What’s worse is that he publicly claims credit for voting for these acts, except he didn’t.

So this support for McConnell by Kentucky women at the recent Fancy Farm picnic is bizarre.

In Senator Addision’s world, if you’re a female it’s OK if you don’t receive equal pay for equal work. It’s OK if you’re female and you’re a victim of domestic violence. It’s OK  if you’re female and you don’t have control of  the reproduction in your own body. If you’re lesbian, gay, transgender or bisexual, it’s OK if you’re discriminated against in the workplace for your sexual identity. If you’re lesbian, gay, transgender or bisexual, It’s OK to be harmed for your sexual identity. In Senator Addison’s world, if you aren’t a white male, preferably a rich, white male, then you don’t matter at all.

This is just one more example of Kentucky’s Addison Disease – voting for a federal politician who does not vote for or represent your state’s interests. Unfortunately, this disease is not limited to Kentucky and it is not limited to women and LGBT rights.

In part II of Kentucky – You Have Addison Disease, we’ll present more information about how Senator Addison does not represent the interests of Kentucky. When you check a candidate’s history and you see reports of bizarre incidents then you should think twice about how trustworthy they are overall.

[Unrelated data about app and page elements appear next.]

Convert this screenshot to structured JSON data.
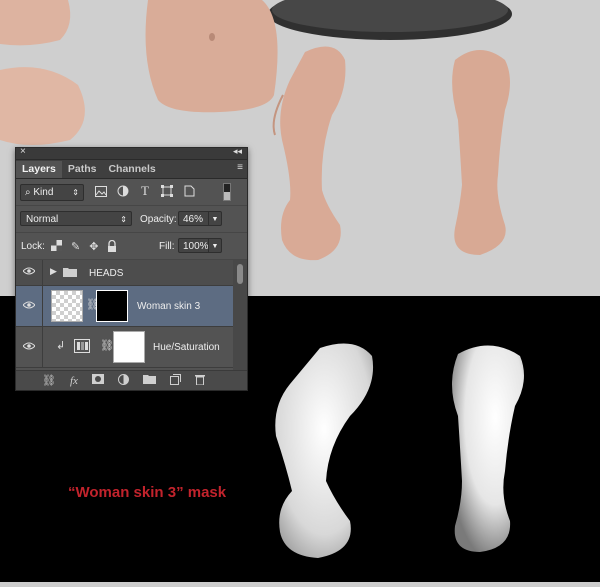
{
  "panel": {
    "close_glyph": "×",
    "collapse_glyph": "◂◂",
    "menu_glyph": "≡",
    "tabs": [
      {
        "label": "Layers"
      },
      {
        "label": "Paths"
      },
      {
        "label": "Channels"
      }
    ],
    "filter": {
      "kind_label": "Kind",
      "icons": [
        "image-filter-icon",
        "adjustment-filter-icon",
        "type-filter-icon",
        "shape-filter-icon",
        "smart-object-filter-icon"
      ]
    },
    "blend_mode": "Normal",
    "opacity_label": "Opacity:",
    "opacity_value": "46%",
    "lock_label": "Lock:",
    "fill_label": "Fill:",
    "fill_value": "100%",
    "layers": [
      {
        "name": "HEADS",
        "type": "group"
      },
      {
        "name": "Woman skin 3",
        "type": "layer-with-mask",
        "selected": true
      },
      {
        "name": "Hue/Saturation",
        "type": "adjustment"
      }
    ],
    "bottom_icons": [
      "link-icon",
      "fx-icon",
      "mask-icon",
      "adjustment-icon",
      "folder-icon",
      "new-layer-icon",
      "trash-icon"
    ]
  },
  "caption": "“Woman skin 3” mask",
  "colors": {
    "caption": "#c2232c",
    "selected_row": "#5d6c82",
    "panel_bg": "#535353"
  }
}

Columnist/Journalist/Writer/Book Editor Co-Founder/CEO of Azimuth Partners, high tech consulting firm for 30+ years. Former columnist for the Washington Post/Newsweek syndicate.

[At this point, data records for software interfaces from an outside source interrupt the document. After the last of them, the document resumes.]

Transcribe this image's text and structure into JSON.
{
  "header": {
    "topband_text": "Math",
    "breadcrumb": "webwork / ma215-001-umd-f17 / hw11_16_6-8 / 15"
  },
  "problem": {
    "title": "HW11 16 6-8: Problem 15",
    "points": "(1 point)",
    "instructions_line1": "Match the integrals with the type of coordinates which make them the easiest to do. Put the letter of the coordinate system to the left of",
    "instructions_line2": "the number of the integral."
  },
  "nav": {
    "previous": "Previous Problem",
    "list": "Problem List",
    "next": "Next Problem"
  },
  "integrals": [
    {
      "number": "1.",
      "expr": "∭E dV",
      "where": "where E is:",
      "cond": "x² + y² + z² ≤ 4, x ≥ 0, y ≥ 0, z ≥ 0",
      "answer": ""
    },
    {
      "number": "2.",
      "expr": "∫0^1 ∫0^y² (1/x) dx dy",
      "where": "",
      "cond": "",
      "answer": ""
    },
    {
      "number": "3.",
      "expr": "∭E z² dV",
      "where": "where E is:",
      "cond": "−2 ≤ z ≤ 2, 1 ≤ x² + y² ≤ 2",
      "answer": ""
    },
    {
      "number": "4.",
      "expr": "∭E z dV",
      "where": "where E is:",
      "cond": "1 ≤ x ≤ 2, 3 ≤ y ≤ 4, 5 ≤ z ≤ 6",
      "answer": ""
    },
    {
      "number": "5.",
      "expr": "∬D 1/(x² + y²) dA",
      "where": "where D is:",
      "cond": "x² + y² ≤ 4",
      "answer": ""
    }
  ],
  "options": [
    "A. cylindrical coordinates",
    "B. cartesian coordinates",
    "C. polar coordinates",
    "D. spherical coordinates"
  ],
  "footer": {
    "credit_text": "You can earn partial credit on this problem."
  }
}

  1. Pingback: Being Quiet: The Politics Of Personality | MICHAEL A. MAYNARD

  2. Pingback: Being Quiet: The Culture Of Personality | MICHAEL A. MAYNARD

  3. Pingback: Quora

Leave a Reply

Please log in using one of these methods to post your comment: Logo

You are commenting using your account. Log Out /  Change )

Google+ photo

You are commenting using your Google+ account. Log Out /  Change )

Twitter picture

You are commenting using your Twitter account. Log Out /  Change )

Facebook photo

You are commenting using your Facebook account. Log Out /  Change )


Connecting to %s

%d bloggers like this: